Every record below must be set down again exactly as given.

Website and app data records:
^^^^^^^^^^^^^^^^

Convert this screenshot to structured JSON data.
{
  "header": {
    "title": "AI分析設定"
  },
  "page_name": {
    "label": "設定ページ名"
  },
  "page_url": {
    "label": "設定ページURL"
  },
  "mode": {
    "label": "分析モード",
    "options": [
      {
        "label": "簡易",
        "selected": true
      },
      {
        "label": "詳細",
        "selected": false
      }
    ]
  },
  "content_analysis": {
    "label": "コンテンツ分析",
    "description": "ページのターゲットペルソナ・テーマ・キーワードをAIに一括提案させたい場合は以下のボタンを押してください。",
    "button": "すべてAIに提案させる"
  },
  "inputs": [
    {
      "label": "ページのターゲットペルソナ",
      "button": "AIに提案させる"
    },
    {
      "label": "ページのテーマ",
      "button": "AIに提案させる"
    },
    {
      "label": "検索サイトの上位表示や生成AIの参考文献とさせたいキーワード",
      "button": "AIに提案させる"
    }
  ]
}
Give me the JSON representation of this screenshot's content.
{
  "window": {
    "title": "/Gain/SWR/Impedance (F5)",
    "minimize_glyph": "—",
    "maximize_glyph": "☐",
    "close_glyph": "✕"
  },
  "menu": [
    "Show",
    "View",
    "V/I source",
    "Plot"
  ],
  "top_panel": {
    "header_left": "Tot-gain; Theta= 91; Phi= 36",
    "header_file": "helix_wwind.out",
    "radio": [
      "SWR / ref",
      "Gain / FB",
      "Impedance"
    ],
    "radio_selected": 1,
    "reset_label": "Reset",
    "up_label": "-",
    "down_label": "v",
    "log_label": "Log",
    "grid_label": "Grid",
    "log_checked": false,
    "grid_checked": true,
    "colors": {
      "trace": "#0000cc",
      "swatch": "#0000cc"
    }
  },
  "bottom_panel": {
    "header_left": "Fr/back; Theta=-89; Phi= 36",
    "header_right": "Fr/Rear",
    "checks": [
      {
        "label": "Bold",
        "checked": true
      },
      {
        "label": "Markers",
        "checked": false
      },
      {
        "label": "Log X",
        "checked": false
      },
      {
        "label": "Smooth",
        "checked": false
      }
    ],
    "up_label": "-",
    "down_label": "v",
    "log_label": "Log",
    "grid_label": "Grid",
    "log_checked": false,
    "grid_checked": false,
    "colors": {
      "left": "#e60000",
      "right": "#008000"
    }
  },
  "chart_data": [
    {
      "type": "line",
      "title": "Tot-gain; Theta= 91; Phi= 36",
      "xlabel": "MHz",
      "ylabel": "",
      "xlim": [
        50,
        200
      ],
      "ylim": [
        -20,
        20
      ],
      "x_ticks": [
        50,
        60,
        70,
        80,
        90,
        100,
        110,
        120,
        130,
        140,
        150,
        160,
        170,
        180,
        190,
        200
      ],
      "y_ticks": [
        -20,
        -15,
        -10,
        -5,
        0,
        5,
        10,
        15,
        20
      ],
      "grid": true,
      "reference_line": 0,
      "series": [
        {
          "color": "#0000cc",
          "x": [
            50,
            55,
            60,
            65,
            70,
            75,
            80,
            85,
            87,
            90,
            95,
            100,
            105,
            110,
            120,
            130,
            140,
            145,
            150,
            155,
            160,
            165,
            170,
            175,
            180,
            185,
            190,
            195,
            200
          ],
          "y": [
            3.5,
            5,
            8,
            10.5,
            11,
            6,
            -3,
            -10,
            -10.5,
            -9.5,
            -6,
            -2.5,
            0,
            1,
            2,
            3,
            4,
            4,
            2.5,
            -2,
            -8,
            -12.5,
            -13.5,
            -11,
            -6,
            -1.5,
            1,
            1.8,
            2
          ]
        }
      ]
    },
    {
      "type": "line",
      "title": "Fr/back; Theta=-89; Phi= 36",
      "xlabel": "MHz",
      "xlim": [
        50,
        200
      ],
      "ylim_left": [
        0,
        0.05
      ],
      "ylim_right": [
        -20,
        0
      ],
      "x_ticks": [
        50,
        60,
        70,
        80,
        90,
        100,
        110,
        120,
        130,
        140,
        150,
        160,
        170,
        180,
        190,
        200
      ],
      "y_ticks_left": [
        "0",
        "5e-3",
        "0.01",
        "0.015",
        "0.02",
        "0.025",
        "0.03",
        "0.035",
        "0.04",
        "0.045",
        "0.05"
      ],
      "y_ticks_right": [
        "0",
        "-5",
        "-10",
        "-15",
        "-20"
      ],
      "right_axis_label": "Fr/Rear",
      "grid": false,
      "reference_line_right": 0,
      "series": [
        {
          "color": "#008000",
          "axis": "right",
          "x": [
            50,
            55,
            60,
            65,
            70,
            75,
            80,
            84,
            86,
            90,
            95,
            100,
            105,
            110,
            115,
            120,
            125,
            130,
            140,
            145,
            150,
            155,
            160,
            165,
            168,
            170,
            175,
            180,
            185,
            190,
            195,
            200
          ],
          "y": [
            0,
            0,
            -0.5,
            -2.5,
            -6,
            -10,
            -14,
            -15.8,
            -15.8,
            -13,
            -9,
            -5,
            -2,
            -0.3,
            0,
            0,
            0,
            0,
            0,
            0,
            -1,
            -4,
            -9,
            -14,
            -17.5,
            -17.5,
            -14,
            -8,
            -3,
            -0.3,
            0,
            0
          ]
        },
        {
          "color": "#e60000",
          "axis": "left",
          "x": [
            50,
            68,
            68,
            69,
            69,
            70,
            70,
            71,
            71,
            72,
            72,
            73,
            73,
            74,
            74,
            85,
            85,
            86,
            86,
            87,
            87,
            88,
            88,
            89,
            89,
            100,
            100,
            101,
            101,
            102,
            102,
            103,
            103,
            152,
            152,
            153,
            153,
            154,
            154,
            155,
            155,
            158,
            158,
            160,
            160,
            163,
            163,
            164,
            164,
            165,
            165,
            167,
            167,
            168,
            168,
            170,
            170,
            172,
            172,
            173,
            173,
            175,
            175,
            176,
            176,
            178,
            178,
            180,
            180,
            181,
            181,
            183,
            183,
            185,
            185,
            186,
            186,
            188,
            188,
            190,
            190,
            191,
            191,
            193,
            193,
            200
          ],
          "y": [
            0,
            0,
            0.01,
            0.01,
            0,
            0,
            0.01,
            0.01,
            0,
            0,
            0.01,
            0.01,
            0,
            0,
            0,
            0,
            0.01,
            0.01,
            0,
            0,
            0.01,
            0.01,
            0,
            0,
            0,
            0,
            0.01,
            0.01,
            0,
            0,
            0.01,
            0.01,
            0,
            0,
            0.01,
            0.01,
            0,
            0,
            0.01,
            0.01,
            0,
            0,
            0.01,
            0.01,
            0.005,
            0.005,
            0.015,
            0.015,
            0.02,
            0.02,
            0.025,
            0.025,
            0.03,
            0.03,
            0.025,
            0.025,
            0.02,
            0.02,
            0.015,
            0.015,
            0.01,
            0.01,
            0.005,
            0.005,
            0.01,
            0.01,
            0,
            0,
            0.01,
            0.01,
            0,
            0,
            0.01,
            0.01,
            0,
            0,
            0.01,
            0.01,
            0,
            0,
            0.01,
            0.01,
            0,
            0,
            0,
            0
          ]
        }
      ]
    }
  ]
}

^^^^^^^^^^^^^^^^

* [Reply]:
Convert this screenshot to structured JSON data.
{
  "header": {
    "title": "AI分析設定"
  },
  "page_name": {
    "label": "設定ページ名"
  },
  "page_url": {
    "label": "設定ページURL"
  },
  "mode": {
    "label": "分析モード",
    "options": [
      {
        "label": "簡易",
        "selected": true
      },
      {
        "label": "詳細",
        "selected": false
      }
    ]
  },
  "content_analysis": {
    "label": "コンテンツ分析",
    "description": "ページのターゲットペルソナ・テーマ・キーワードをAIに一括提案させたい場合は以下のボタンを押してください。",
    "button": "すべてAIに提案させる"
  },
  "inputs": [
    {
      "label": "ページのターゲットペルソナ",
      "button": "AIに提案させる"
    },
    {
      "label": "ページのテーマ",
      "button": "AIに提案させる"
    },
    {
      "label": "検索サイトの上位表示や生成AIの参考文献とさせたいキーワード",
      "button": "AIに提案させる"
    }
  ]
}
Give me the JSON representation of this screenshot's content.
{
  "window": {
    "title": "/Gain/SWR/Impedance (F5)",
    "minimize_glyph": "—",
    "maximize_glyph": "☐",
    "close_glyph": "✕"
  },
  "menu": [
    "Show",
    "View",
    "V/I source",
    "Plot"
  ],
  "top_panel": {
    "header_left": "Tot-gain; Theta= 91; Phi= 36",
    "header_file": "helix_wwind.out",
    "radio": [
      "SWR / ref",
      "Gain / FB",
      "Impedance"
    ],
    "radio_selected": 1,
    "reset_label": "Reset",
    "up_label": "-",
    "down_label": "v",
    "log_label": "Log",
    "grid_label": "Grid",
    "log_checked": false,
    "grid_checked": true,
    "colors": {
      "trace": "#0000cc",
      "swatch": "#0000cc"
    }
  },
  "bottom_panel": {
    "header_left": "Fr/back; Theta=-89; Phi= 36",
    "header_right": "Fr/Rear",
    "checks": [
      {
        "label": "Bold",
        "checked": true
      },
      {
        "label": "Markers",
        "checked": false
      },
      {
        "label": "Log X",
        "checked": false
      },
      {
        "label": "Smooth",
        "checked": false
      }
    ],
    "up_label": "-",
    "down_label": "v",
    "log_label": "Log",
    "grid_label": "Grid",
    "log_checked": false,
    "grid_checked": false,
    "colors": {
      "left": "#e60000",
      "right": "#008000"
    }
  },
  "chart_data": [
    {
      "type": "line",
      "title": "Tot-gain; Theta= 91; Phi= 36",
      "xlabel": "MHz",
      "ylabel": "",
      "xlim": [
        50,
        200
      ],
      "ylim": [
        -20,
        20
      ],
      "x_ticks": [
        50,
        60,
        70,
        80,
        90,
        100,
        110,
        120,
        130,
        140,
        150,
        160,
        170,
        180,
        190,
        200
      ],
      "y_ticks": [
        -20,
        -15,
        -10,
        -5,
        0,
        5,
        10,
        15,
        20
      ],
      "grid": true,
      "reference_line": 0,
      "series": [
        {
          "color": "#0000cc",
          "x": [
            50,
            55,
            60,
            65,
            70,
            75,
            80,
            85,
            87,
            90,
            95,
            100,
            105,
            110,
            120,
            130,
            140,
            145,
            150,
            155,
            160,
            165,
            170,
            175,
            180,
            185,
            190,
            195,
            200
          ],
          "y": [
            3.5,
            5,
            8,
            10.5,
            11,
            6,
            -3,
            -10,
            -10.5,
            -9.5,
            -6,
            -2.5,
            0,
            1,
            2,
            3,
            4,
            4,
            2.5,
            -2,
            -8,
            -12.5,
            -13.5,
            -11,
            -6,
            -1.5,
            1,
            1.8,
            2
          ]
        }
      ]
    },
    {
      "type": "line",
      "title": "Fr/back; Theta=-89; Phi= 36",
      "xlabel": "MHz",
      "xlim": [
        50,
        200
      ],
      "ylim_left": [
        0,
        0.05
      ],
      "ylim_right": [
        -20,
        0
      ],
      "x_ticks": [
        50,
        60,
        70,
        80,
        90,
        100,
        110,
        120,
        130,
        140,
        150,
        160,
        170,
        180,
        190,
        200
      ],
      "y_ticks_left": [
        "0",
        "5e-3",
        "0.01",
        "0.015",
        "0.02",
        "0.025",
        "0.03",
        "0.035",
        "0.04",
        "0.045",
        "0.05"
      ],
      "y_ticks_right": [
        "0",
        "-5",
        "-10",
        "-15",
        "-20"
      ],
      "right_axis_label": "Fr/Rear",
      "grid": false,
      "reference_line_right": 0,
      "series": [
        {
          "color": "#008000",
          "axis": "right",
          "x": [
            50,
            55,
            60,
            65,
            70,
            75,
            80,
            84,
            86,
            90,
            95,
            100,
            105,
            110,
            115,
            120,
            125,
            130,
            140,
            145,
            150,
            155,
            160,
            165,
            168,
            170,
            175,
            180,
            185,
            190,
            195,
            200
          ],
          "y": [
            0,
            0,
            -0.5,
            -2.5,
            -6,
            -10,
            -14,
            -15.8,
            -15.8,
            -13,
            -9,
            -5,
            -2,
            -0.3,
            0,
            0,
            0,
            0,
            0,
            0,
            -1,
            -4,
            -9,
            -14,
            -17.5,
            -17.5,
            -14,
            -8,
            -3,
            -0.3,
            0,
            0
          ]
        },
        {
          "color": "#e60000",
          "axis": "left",
          "x": [
            50,
            68,
            68,
            69,
            69,
            70,
            70,
            71,
            71,
            72,
            72,
            73,
            73,
            74,
            74,
            85,
            85,
            86,
            86,
            87,
            87,
            88,
            88,
            89,
            89,
            100,
            100,
            101,
            101,
            102,
            102,
            103,
            103,
            152,
            152,
            153,
            153,
            154,
            154,
            155,
            155,
            158,
            158,
            160,
            160,
            163,
            163,
            164,
            164,
            165,
            165,
            167,
            167,
            168,
            168,
            170,
            170,
            172,
            172,
            173,
            173,
            175,
            175,
            176,
            176,
            178,
            178,
            180,
            180,
            181,
            181,
            183,
            183,
            185,
            185,
            186,
            186,
            188,
            188,
            190,
            190,
            191,
            191,
            193,
            193,
            200
          ],
          "y": [
            0,
            0,
            0.01,
            0.01,
            0,
            0,
            0.01,
            0.01,
            0,
            0,
            0.01,
            0.01,
            0,
            0,
            0,
            0,
            0.01,
            0.01,
            0,
            0,
            0.01,
            0.01,
            0,
            0,
            0,
            0,
            0.01,
            0.01,
            0,
            0,
            0.01,
            0.01,
            0,
            0,
            0.01,
            0.01,
            0,
            0,
            0.01,
            0.01,
            0,
            0,
            0.01,
            0.01,
            0.005,
            0.005,
            0.015,
            0.015,
            0.02,
            0.02,
            0.025,
            0.025,
            0.03,
            0.03,
            0.025,
            0.025,
            0.02,
            0.02,
            0.015,
            0.015,
            0.01,
            0.01,
            0.005,
            0.005,
            0.01,
            0.01,
            0,
            0,
            0.01,
            0.01,
            0,
            0,
            0.01,
            0.01,
            0,
            0,
            0.01,
            0.01,
            0,
            0,
            0.01,
            0.01,
            0,
            0,
            0,
            0
          ]
        }
      ]
    }
  ]
}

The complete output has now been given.